Help me out--Thompson bullet profile?
Ray Thompson. He was a forest ranger. His bullet deviated from Keith's in that from front driving band was smaller but the frontal profile was longer. His bullet designs were gas checked, but can be found and used without the check.Help me out--Thompson bullet profile?
Those are some nice-looking bullets. I presume the longer ogive is to reduce drag, retain velocity, increase effective range?
Not really sure LM. I read somewhere that it was to. " true " the bullet more quickly as it past into the barrel.Those are some nice-looking bullets. I presume the longer ogive is to reduce drag, retain velocity, increase effective range?
However I do have a question for those in the thread. I have heard many mention a plugged nickel. Never saw one and if I did, I did not know what one would be. Can someone show me a plugged nickel or tell me what to look for in order to find one.
FWIW-I think the term is for a nickel that someone, thru some means, punched a hole in. Since they only worth 5 cents, and rendered worthless, I think the old timers " coined" the phrase back in the day when 5 cents could actually buy something, to show their lack of desire for comparison.
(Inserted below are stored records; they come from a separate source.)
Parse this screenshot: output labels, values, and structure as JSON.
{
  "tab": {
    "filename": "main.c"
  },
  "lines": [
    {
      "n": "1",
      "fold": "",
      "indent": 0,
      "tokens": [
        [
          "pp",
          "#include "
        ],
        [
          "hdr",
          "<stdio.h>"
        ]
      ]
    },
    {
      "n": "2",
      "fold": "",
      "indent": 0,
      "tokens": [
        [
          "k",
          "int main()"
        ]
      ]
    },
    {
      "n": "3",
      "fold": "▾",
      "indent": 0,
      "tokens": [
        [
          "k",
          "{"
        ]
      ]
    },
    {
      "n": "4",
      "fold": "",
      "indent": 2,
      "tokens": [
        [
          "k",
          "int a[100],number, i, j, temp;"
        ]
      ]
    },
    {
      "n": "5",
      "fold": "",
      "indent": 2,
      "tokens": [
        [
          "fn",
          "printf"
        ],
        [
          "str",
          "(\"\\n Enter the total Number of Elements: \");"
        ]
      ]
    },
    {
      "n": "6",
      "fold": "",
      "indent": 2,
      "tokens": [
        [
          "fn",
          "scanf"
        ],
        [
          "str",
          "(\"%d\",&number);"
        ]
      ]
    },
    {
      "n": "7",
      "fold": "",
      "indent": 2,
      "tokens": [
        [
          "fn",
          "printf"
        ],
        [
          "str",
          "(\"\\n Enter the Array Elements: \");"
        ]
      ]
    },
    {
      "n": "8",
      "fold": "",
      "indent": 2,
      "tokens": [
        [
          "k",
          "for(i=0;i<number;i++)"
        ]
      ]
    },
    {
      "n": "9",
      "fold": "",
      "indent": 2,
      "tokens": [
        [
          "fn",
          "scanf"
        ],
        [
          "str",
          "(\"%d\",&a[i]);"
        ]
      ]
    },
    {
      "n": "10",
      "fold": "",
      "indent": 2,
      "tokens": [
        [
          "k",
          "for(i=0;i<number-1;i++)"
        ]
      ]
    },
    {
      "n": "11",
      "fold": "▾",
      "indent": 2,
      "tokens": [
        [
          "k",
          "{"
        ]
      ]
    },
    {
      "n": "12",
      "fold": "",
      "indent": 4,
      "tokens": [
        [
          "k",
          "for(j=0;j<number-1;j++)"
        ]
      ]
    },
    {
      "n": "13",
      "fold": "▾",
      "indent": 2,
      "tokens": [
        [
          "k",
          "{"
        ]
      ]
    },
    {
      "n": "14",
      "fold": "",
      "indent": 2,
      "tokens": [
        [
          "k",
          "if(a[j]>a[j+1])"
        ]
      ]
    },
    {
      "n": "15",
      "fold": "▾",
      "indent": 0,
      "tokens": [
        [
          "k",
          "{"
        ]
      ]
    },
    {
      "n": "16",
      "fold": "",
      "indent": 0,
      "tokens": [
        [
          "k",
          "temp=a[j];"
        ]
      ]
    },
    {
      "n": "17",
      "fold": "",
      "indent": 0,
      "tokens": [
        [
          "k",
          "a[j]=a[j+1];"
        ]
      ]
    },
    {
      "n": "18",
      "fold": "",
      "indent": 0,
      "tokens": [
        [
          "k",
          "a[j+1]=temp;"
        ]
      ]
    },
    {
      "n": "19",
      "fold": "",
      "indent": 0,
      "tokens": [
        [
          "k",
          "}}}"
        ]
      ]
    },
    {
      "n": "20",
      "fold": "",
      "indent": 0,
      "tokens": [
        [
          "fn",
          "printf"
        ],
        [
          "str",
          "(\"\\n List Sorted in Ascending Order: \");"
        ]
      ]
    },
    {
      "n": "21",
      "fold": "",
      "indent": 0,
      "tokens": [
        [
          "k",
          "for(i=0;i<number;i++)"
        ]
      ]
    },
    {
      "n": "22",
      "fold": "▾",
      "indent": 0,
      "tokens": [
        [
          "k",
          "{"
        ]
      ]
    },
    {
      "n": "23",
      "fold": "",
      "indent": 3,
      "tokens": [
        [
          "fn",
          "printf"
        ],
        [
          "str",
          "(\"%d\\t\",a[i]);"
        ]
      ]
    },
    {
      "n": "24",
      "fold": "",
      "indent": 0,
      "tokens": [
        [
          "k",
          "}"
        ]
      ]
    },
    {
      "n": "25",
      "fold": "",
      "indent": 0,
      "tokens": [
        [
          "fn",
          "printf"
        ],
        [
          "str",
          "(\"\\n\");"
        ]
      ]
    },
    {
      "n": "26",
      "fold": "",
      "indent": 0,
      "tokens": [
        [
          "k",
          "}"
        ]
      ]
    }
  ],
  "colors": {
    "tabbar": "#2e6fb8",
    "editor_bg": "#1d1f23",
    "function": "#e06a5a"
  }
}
I have seen old nickels with holes drilled in them for what I suppose is to wear on a necklace or something.
I have seen my grandfather toss a few in the air for shooting with his 22 rifle and get " plugged".
I'm with ya, g-man......I'd give an arm and a leg.
Now, I don't want to ruffle feathers, but if you are a younger shooter on the black tactical plastical guns, you don't know what you are missing.
Don't know what you're talkin' about... :smile:I'm with ya, g-man.
A 4" S&W k-frame is just right in so many ways. I have several and they point and shoot so naturally.
It's no mystery why they were the sidearms of choice for just about every LE agency in the country for decades.